Still, there are a few places in the Golden State where you must keep a face covering on, whether or not you’re vaccinated. Everywhere in California, you are required to wear a mask in the following places that are considered high risk for coronavirus transmission:
Health care settings, such as hospitals and doctor’s offices
Emergency shelters and cooling centers
Jails and prisons
Long-term care facilities, such as nursing homes
The only people exempted from these rules are children under 2 and people with a medical condition or disability that prevents them from wearing a mask or being able to communicate while wearing a mask, according to state guidelines.

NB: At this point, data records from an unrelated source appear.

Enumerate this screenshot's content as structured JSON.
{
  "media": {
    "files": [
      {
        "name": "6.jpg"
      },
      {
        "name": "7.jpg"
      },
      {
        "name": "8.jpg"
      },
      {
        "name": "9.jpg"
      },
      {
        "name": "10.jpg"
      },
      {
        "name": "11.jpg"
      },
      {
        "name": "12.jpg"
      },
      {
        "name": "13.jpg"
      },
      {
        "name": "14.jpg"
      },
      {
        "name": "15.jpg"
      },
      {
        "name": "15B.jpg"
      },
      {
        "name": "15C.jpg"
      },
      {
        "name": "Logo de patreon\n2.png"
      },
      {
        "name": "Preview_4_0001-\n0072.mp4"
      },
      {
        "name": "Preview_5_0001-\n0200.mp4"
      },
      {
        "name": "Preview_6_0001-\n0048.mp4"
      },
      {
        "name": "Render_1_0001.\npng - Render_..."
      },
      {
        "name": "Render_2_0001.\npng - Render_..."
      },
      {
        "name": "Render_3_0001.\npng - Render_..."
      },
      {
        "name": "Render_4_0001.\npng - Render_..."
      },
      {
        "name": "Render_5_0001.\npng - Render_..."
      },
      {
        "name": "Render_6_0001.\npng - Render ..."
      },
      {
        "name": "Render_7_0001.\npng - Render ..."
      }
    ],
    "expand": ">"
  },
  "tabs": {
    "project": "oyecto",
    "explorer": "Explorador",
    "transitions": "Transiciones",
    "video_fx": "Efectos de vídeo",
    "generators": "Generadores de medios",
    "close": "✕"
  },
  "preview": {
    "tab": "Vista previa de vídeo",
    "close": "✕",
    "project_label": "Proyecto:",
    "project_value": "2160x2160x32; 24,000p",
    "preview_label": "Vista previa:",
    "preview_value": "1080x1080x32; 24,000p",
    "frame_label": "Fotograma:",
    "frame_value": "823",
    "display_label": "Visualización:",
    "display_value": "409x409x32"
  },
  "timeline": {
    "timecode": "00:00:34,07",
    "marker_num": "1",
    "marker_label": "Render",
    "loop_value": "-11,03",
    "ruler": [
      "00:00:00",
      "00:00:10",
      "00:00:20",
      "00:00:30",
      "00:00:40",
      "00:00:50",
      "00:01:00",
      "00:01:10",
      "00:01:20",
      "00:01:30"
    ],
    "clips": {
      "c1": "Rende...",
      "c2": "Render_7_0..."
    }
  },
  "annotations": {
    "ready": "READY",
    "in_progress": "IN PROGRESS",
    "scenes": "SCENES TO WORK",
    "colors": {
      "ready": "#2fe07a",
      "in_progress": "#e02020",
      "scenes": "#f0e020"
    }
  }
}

For most Californians, that’s everything you need to know about masking rules. Unless you live in Los Angeles County.
In Los Angeles County, home to one in four Californians, masks are still required on all public transit and transportation hubs, including airports, buses and ride shares, officials announced late last week.
The order, which went into effect on Friday, comes as cases have risen in the county by nearly 70 percent over the past month, according to the New York Times tracker. Officials will reassess the order in 30 days or if transmission rates fall significantly before then.
The county’s public health director, Barbara Ferrer, put it this way: “While many of us would like to be at a place where masking is no longer necessary, with substantial transmission and a more infectious variant, one of the easiest things we can do to prevent infection is to wear a well-fitting mask.”
What you get
For $2.2 million: A Spanish-style home in Los Angeles, a three-bedroom condominium in San Francisco and a midcentury ranch house in Kentfield.
Where we’re traveling
Today’s tip comes from Rod Tompkins, who lives in Pasadena:
“A favorite place of mine to visit is the Mount Wilson Observatory above Pasadena. If you can stomach the curvy road up the mountain, you may stand in the exact spot where the Big Bang theory was hatched — the astronomical event, not the TV show — at Caltech below. The antenna farm is a hoot and on weekends there’s a sandwich shop with a great lookout where you can also picnic anytime if you bring your own.”
Tell us about your favorite places to visit in California. Email your suggestions to CAtoday@nytimes.com. We’ll be sharing more in upcoming editions of the newsletter.
And before you go, some good news
In 2003, Lindsey Madison Ward and Michael Taylor Richardson were both at a pool party before their first year of middle school at Harvard-Westlake School in Los Angeles.
Ward noticed the System of a Down band T-shirt that Richardson was wearing, and went over to introduce herself. She too was a fan of the metal band.
Nineteen years later, Ward and Richardson got married. Read their love story in The Times.
Thanks for reading. I’ll be back tomorrow. — Soumya
P.S. Here’s today’s Mini Crossword, and a clue: Country that shares an island with the Dominican Republic (5 letters).
Briana Scalia and Jack Kramer contributed to California Today. You can reach the team at CAtoday@nytimes.com.